Jim Justice of West Virginia says more COVID deaths could unfortunately lead to unvaccinated shots
While West Virginia reported 31 new deaths from COVID-19 on Thursday, Republican Gov. Jim Justice said additional deaths from the virus could motivate more people to get vaccinated. Thursday’s deaths brought the total statewide death toll since the start of the pandemic to 5,336.
At a press conference Thursday, Justice read the ages and home counties of the state’s residents who most recently died from COVID-19. After reading the age and county of a 22-year-old from Lincoln County, the governor briefly interrupted his reading and shook his head.
“It’s a 22-year-old you’ve lost,” he said. “It’s really not good. It’s really sad.”
Justice said he did not support government-mandated vaccines or masking because they can only strengthen people’s opinions against the measures. He reiterated that belief at the press conference on Thursday, but added that he hopes the unvaccinated will decide to heed the state’s exhortations and protect those around them from the virus.
But if the state’s calls for vaccinations and the desire to protect loved ones aren’t enough encouragement for some, they may be motivated to get vaccinated “if a bunch of more people die,” Justice said.
“We don’t want that,” he added.
A COVID-19 outbreak since Christmas has taken confirmed daily cases in West Virginia to levels not seen in three months, and health officials on Thursday expressed concern that New Year’s meetings could make the situation worse.
The state reported 1,908 positive cases on Wednesday, the most for a single day since a record 1,979 confirmed cases were reported on September 23. Daily confirmed cases have more than tripled since Monday, according to the Department of Health and Human Resources.
Statewide, active cases reached 11,017 on Thursday. This is the highest point since 11,223 on October 9. Active cases have risen steadily since falling to a 3-month low at 4,500 on November 25.
Dr Clay Marsh, the state’s coronavirus czar, told the press conference that the spread of the Omicron variant in the state is around three weeks behind the country as a whole, the variant being detected in about 15% of West Virginia cases. He noted that Omicron can affect even people who have been vaccinated and boosted. However, vaccines and boosters help protect people from the most serious consequences of COVID-19, he said.

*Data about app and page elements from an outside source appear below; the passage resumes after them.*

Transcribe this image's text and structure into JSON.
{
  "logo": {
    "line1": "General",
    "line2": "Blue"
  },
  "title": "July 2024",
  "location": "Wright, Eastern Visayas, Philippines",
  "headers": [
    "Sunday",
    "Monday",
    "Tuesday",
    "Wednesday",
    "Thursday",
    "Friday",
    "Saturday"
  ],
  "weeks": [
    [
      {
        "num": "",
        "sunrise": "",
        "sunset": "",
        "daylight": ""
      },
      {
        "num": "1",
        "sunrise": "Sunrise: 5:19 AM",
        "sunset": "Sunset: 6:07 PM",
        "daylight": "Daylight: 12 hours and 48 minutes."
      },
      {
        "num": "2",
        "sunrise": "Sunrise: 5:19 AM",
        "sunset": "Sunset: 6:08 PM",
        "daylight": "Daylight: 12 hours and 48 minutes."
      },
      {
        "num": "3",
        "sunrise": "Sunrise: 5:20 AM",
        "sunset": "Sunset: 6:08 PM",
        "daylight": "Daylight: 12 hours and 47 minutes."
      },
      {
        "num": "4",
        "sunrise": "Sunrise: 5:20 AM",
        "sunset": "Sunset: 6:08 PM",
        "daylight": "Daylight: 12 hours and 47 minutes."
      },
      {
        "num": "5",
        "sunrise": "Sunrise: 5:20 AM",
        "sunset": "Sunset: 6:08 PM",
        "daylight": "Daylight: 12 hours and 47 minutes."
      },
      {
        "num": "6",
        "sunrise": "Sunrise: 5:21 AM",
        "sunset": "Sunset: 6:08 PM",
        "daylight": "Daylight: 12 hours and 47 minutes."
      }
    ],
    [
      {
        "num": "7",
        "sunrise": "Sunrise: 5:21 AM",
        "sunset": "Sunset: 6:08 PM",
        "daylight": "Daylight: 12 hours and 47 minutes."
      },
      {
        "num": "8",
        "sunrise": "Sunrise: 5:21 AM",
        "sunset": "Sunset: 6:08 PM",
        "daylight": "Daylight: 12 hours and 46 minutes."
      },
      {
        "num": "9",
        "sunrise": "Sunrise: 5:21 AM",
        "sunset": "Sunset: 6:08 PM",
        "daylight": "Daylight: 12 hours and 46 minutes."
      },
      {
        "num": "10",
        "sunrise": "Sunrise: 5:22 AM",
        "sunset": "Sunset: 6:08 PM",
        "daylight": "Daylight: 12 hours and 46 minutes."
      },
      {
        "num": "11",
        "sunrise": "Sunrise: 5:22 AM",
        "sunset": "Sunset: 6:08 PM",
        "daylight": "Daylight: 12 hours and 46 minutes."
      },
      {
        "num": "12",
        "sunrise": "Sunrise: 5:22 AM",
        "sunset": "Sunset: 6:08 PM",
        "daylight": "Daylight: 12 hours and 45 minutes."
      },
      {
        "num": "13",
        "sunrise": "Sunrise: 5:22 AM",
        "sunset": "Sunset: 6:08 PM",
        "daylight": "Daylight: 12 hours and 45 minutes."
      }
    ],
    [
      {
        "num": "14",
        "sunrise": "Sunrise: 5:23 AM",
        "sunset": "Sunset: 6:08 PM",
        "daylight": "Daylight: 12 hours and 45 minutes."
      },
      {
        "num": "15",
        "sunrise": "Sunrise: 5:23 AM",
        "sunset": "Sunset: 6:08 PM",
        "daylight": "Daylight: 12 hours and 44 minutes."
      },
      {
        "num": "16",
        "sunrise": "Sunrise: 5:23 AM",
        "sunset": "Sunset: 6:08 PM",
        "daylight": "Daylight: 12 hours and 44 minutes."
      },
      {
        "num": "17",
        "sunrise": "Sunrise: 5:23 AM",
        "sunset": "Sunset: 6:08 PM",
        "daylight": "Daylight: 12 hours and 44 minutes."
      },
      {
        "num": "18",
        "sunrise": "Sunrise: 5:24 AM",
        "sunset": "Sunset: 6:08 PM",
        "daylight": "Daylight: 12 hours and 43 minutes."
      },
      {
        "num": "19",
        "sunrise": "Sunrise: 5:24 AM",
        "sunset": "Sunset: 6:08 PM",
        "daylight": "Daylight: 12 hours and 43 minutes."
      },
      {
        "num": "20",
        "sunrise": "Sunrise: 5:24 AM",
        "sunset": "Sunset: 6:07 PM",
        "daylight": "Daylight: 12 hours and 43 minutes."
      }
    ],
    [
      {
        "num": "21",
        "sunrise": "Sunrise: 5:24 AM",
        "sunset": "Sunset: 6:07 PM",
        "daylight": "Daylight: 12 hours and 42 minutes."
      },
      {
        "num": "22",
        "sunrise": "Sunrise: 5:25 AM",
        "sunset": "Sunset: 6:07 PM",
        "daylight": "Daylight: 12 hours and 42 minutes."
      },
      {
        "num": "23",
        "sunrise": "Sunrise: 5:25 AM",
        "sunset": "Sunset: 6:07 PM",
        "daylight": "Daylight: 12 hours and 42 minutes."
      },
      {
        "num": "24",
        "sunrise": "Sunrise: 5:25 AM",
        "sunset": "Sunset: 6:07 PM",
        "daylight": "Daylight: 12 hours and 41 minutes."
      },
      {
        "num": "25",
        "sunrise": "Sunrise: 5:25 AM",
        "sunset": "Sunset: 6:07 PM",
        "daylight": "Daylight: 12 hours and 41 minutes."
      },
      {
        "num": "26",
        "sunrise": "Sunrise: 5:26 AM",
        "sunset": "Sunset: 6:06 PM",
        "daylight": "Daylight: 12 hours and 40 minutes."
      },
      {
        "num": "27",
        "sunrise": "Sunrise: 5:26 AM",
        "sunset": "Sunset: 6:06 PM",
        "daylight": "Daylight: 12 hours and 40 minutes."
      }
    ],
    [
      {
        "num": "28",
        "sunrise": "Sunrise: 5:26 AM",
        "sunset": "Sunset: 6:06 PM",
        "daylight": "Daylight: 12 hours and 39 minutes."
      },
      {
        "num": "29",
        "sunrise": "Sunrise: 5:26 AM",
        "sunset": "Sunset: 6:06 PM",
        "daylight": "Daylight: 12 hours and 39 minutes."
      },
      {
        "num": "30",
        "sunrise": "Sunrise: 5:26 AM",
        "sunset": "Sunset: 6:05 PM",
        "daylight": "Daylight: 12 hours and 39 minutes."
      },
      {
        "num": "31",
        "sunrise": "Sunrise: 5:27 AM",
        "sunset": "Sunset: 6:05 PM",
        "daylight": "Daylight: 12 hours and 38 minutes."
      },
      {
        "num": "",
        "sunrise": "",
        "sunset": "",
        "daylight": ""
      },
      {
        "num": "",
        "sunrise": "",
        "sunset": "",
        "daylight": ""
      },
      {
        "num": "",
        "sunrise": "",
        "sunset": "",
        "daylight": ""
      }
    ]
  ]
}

“This variant is spreading… faster than any other respiratory virus we’ve seen, really, in our lifetime,” Marsh said.
Justice has urged West Virginia to get tested for the virus if they are around someone who tests positive or if they start to feel sick. He also said people in situations where they are reunited with strangers should “wear a mask; that’s okay.”
Justice also encouraged those who could to donate blood. And he noted that pandemic rental assistance is still available.
The Associated Press contributed to this report.